Libyan leader Moammar Gadhafi promised a "long war" to the international coalition enforcing a UN-mandated no-fly zone over Libya. The US fired cruise missile and French warplanes fired against Libyan forces.
Reconnaissance jets were seen in Libyan airspace
Britain, France and the United States continued to attack Libyan military forces on Sunday, angering Libyan leader Moammar Gadhafi, who said the Mediterranean had been turned into a "battlefield."
In a televised address on Sunday, Gadhafi said all Libyans were armed and prepared for a "long war" to defeat forces attacking his country.
"All the Libyan people are united," he said. "You will not advance, you will not step on this land. We promise you a long, drawn-out war with no limits. We are prepared. This is a very happy moment we are living."
He went on to compare the leaders of the Britain, France and United States to Adolf Hitler and Benito Mussolini, adding that the Western leaders would fall as "all tyrants fall under the pressure of the populist masses."
The US launched cruise missile attacks against targets mainly along the Libyan coast on Saturday, Vice Admiral William Gortney told a press conference in Washington.
"Earlier this afternoon over 110 Tomahawk cruise missiles fired from both US and British ships and submarines struck more than 20 integrated air defense systems and other air defense facilities ashore," Gortney said on Saturday.
French fighter planes were the first to hit targets
In Tripoli, explosions were reported. Libyan TV claimed the "crusader" airplanes hit civilian areas.
In a brief statement, Gadhafi said the Mediterranean had been turned into a "battlefield" by the coalition action. He added that arms depots were being opened up so that people could defend the country. Shortly after the speech, Libyan state television carried a message stating that Libya would cease to cooperate with Europe on efforts to control illegal immigration.
Head of the Libyan parliament Abul Qasim al-Zuai condemned the attacks as "barbaric aggression."
Earlier Saturday, French fighter planes were the first to fire shots, attacking targets around the embattled city of Benghazi. A rebel fighter plane shot down over the city on Saturday was reported to have been hit by the rebels themselves.
The French warplanes destroyed several tanks and armored vehicles that were threatening the civilian population, the French military said.
The decision to begin military action was made in response to Gadhafi's continued attacks against rebel-held Benghazi, despite promising a ceasefire, and in defiance of a United Nations no-fly zone imposed on Thursday.
'The time for action has come'
Sarkozy hosted the meeting in Paris
"As of now, our aircraft are preventing planes from attacking the town," Sarkozy said Saturday after an emergency meeting of world leaders in Paris.
Sarkozy condemned the "murderous madness" of Gadhafi, and but then addressed the Libyan leader directly, saying that "the door of diplomacy will be reopened when you stop the aggression."
UK Prime Minister David Cameron said British forces were in action over Libya.

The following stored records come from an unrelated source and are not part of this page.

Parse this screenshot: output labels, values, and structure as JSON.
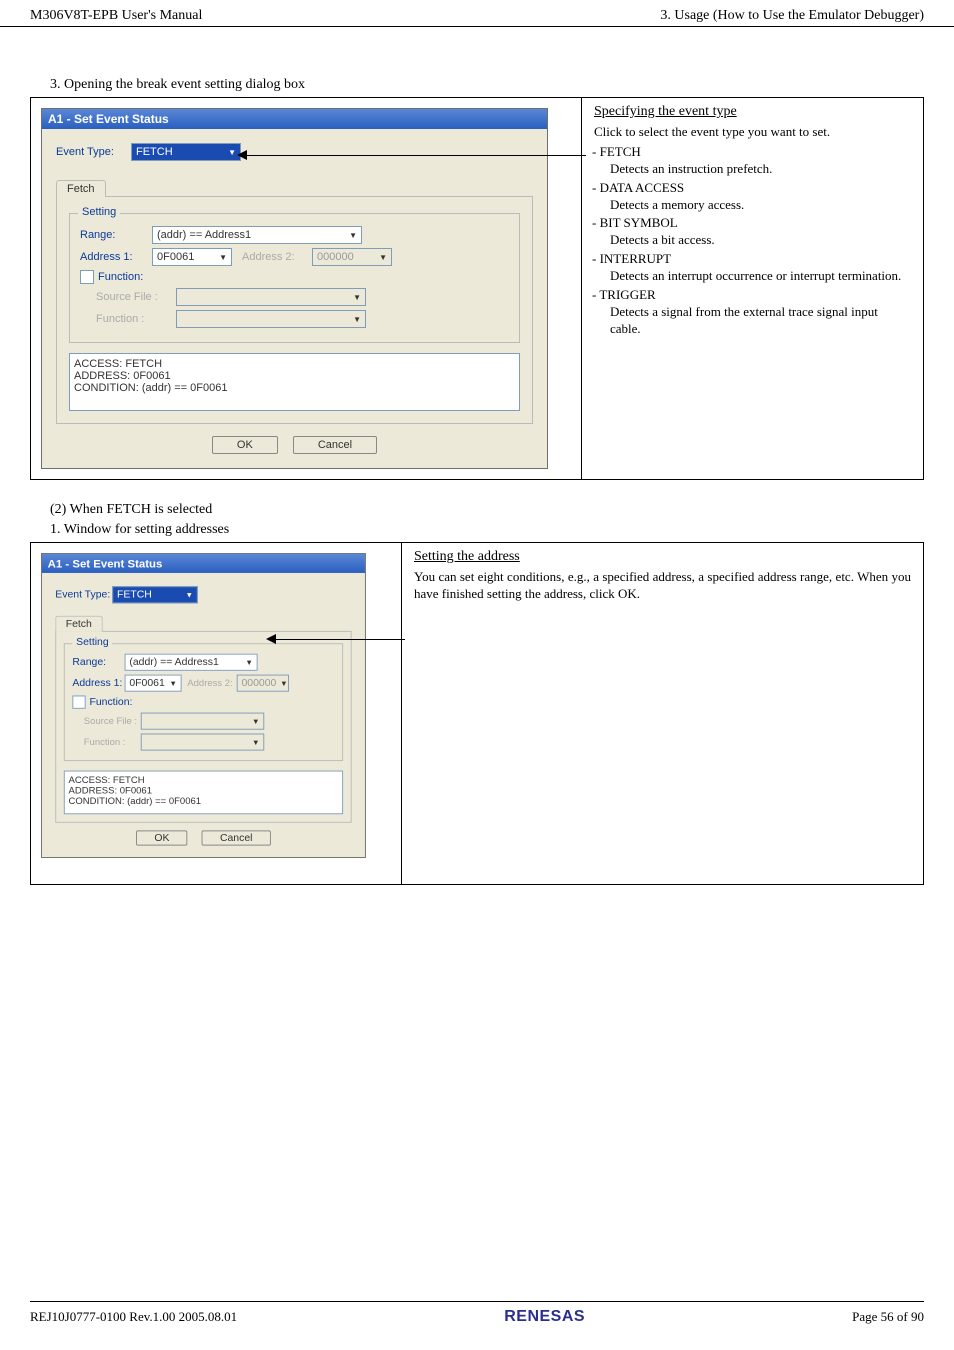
{
  "header": {
    "left": "M306V8T-EPB User's Manual",
    "right": "3. Usage (How to Use the Emulator Debugger)"
  },
  "sec1": {
    "title": "3. Opening the break event setting dialog box",
    "dlg": {
      "title": "A1 - Set Event Status",
      "event_type_label": "Event Type:",
      "event_type_value": "FETCH",
      "tab": "Fetch",
      "group": "Setting",
      "range_label": "Range:",
      "range_value": "(addr) == Address1",
      "addr1_label": "Address 1:",
      "addr1_value": "0F0061",
      "addr2_label": "Address 2:",
      "addr2_value": "000000",
      "func_check": "Function:",
      "source_label": "Source File :",
      "func_label": "Function :",
      "status": "ACCESS: FETCH\nADDRESS: 0F0061\nCONDITION: (addr) == 0F0061",
      "ok": "OK",
      "cancel": "Cancel"
    },
    "explain": {
      "title": "Specifying the event type",
      "lead": "Click to select the event type you want to set.",
      "items": [
        {
          "term": "FETCH",
          "sub": "Detects an instruction prefetch."
        },
        {
          "term": "DATA ACCESS",
          "sub": "Detects a memory access."
        },
        {
          "term": "BIT SYMBOL",
          "sub": "Detects a bit access."
        },
        {
          "term": "INTERRUPT",
          "sub": "Detects an interrupt occurrence or interrupt termination."
        },
        {
          "term": "TRIGGER",
          "sub": "Detects a signal from the external trace signal input cable."
        }
      ]
    }
  },
  "sec2": {
    "heading": "(2) When FETCH is selected",
    "title": "1. Window for setting addresses",
    "explain": {
      "title": "Setting the address",
      "body": "You can set eight conditions, e.g., a specified address, a specified address range, etc. When you have finished setting the address, click OK."
    }
  },
  "footer": {
    "left": "REJ10J0777-0100   Rev.1.00   2005.08.01",
    "brand": "RENESAS",
    "right": "Page 56 of 90"
  }
}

He said, "the time for action has come. Colonel Gadhafi has made this happen."
German Chancellor Angela Merkel was more circumspect about military intervention. "Germany had concerns about part of the UN resolution," she said. "But now it has been passed we want it to be implemented successfully."

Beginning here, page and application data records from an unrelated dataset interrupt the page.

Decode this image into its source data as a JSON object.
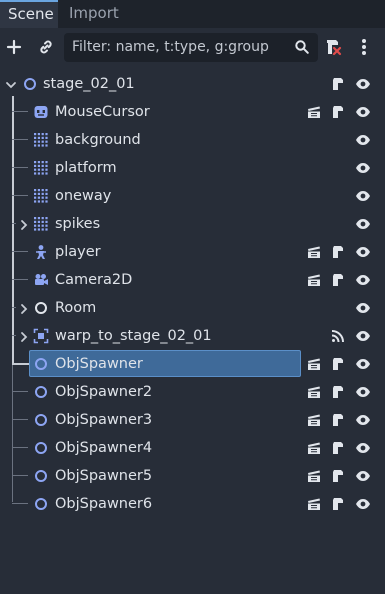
{
  "tabs": {
    "scene": "Scene",
    "import": "Import"
  },
  "toolbar": {
    "filter_placeholder": "Filter: name, t:type, g:group",
    "add_icon": "plus-icon",
    "link_icon": "link-icon",
    "search_icon": "search-icon",
    "script_remove_icon": "remove-script-icon",
    "menu_icon": "kebab-menu-icon"
  },
  "tree": {
    "root": {
      "label": "stage_02_01",
      "icon": "node-circle-icon",
      "expanded": true
    },
    "nodes": [
      {
        "label": "MouseCursor",
        "icon": "sprite-face-icon",
        "scene": true,
        "script": true
      },
      {
        "label": "background",
        "icon": "tilemap-icon"
      },
      {
        "label": "platform",
        "icon": "tilemap-icon"
      },
      {
        "label": "oneway",
        "icon": "tilemap-icon"
      },
      {
        "label": "spikes",
        "icon": "tilemap-icon",
        "collapsed": true
      },
      {
        "label": "player",
        "icon": "character-icon",
        "scene": true,
        "script": true
      },
      {
        "label": "Camera2D",
        "icon": "camera-icon",
        "scene": true,
        "script": true
      },
      {
        "label": "Room",
        "icon": "node-circle-icon",
        "collapsed": true
      },
      {
        "label": "warp_to_stage_02_01",
        "icon": "area-icon",
        "collapsed": true,
        "signal": true
      },
      {
        "label": "ObjSpawner",
        "icon": "node-circle-icon",
        "scene": true,
        "script": true,
        "selected": true
      },
      {
        "label": "ObjSpawner2",
        "icon": "node-circle-icon",
        "scene": true,
        "script": true
      },
      {
        "label": "ObjSpawner3",
        "icon": "node-circle-icon",
        "scene": true,
        "script": true
      },
      {
        "label": "ObjSpawner4",
        "icon": "node-circle-icon",
        "scene": true,
        "script": true
      },
      {
        "label": "ObjSpawner5",
        "icon": "node-circle-icon",
        "scene": true,
        "script": true
      },
      {
        "label": "ObjSpawner6",
        "icon": "node-circle-icon",
        "scene": true,
        "script": true
      }
    ]
  },
  "colors": {
    "panel_bg": "#272d38",
    "selection": "#3f6a99",
    "node_circle": "#8da5f3",
    "tilemap": "#8da5f3",
    "remove_red": "#e04b4b"
  }
}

"We are united that the war must be ended. The resolution must be pushed through," Merkel told reporters. "We will not take part in the action in military terms. We will take on additional responsibilities in Afghanistan." Such a move would free up NATO forces to go into Libya.

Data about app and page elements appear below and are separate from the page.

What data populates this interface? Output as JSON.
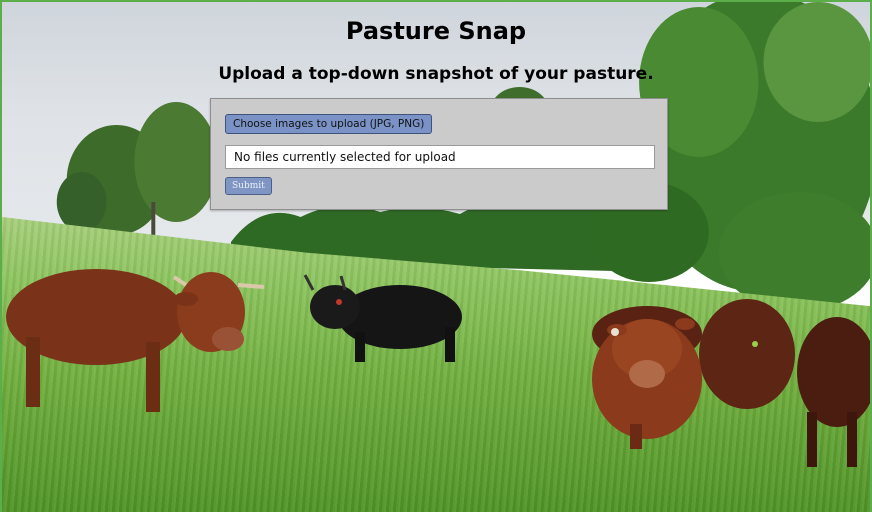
{
  "header": {
    "title": "Pasture Snap",
    "subtitle": "Upload a top-down snapshot of your pasture."
  },
  "upload": {
    "choose_label": "Choose images to upload (JPG, PNG)",
    "status_text": "No files currently selected for upload",
    "submit_label": "Submit"
  },
  "colors": {
    "button_fill": "#7a92c6",
    "panel_fill": "#cbcbcb",
    "page_border": "#5cae4a"
  }
}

Qatar and several European nations, including Spain, Italy, Belgium, the Netherlands, Denmark and Norway, on Saturday confirmed their will to take part in a UN-sanctioned military intervention in Libya, a diplomat said.
A rebel plane, reportedly shot down by rebels themselves, exploded as it hit the ground
France and Britain have been leading calls and plans for attacks on Gadhafi's forces to prevent attacks on rebels.
Canada has also said it will send several fighter jets to take part.
Greece has made the island of Crete available, and Italy has offered the use of its military bases for UN-backed forces enforcing the no-fly zone.
The US Navy has prepared three submarines with Tomahawk missiles and two Navy ships to participate in operations against Libya. The US is also preparing planes for action.
Spain will provide six aircraft, a frigate and a submarine in the effort to enforce the no-fly zone over Libya.
Norway, Denmark and Belgium are also sending warplanes.
Qatar has said it will contribute to the no-fly zone, but has not given any details. The United Arab Emirates has also said it would participate.
Earlier on Saturday, French warplanes took off from their base at Saint-Dizier in eastern France to conduct reconnaissance flights over Libyan territory.
Author: Natalia Dannenberg, Ben Knight, Richard Connor (AFP, Reuters, dpa)
Editor: Sean Sinico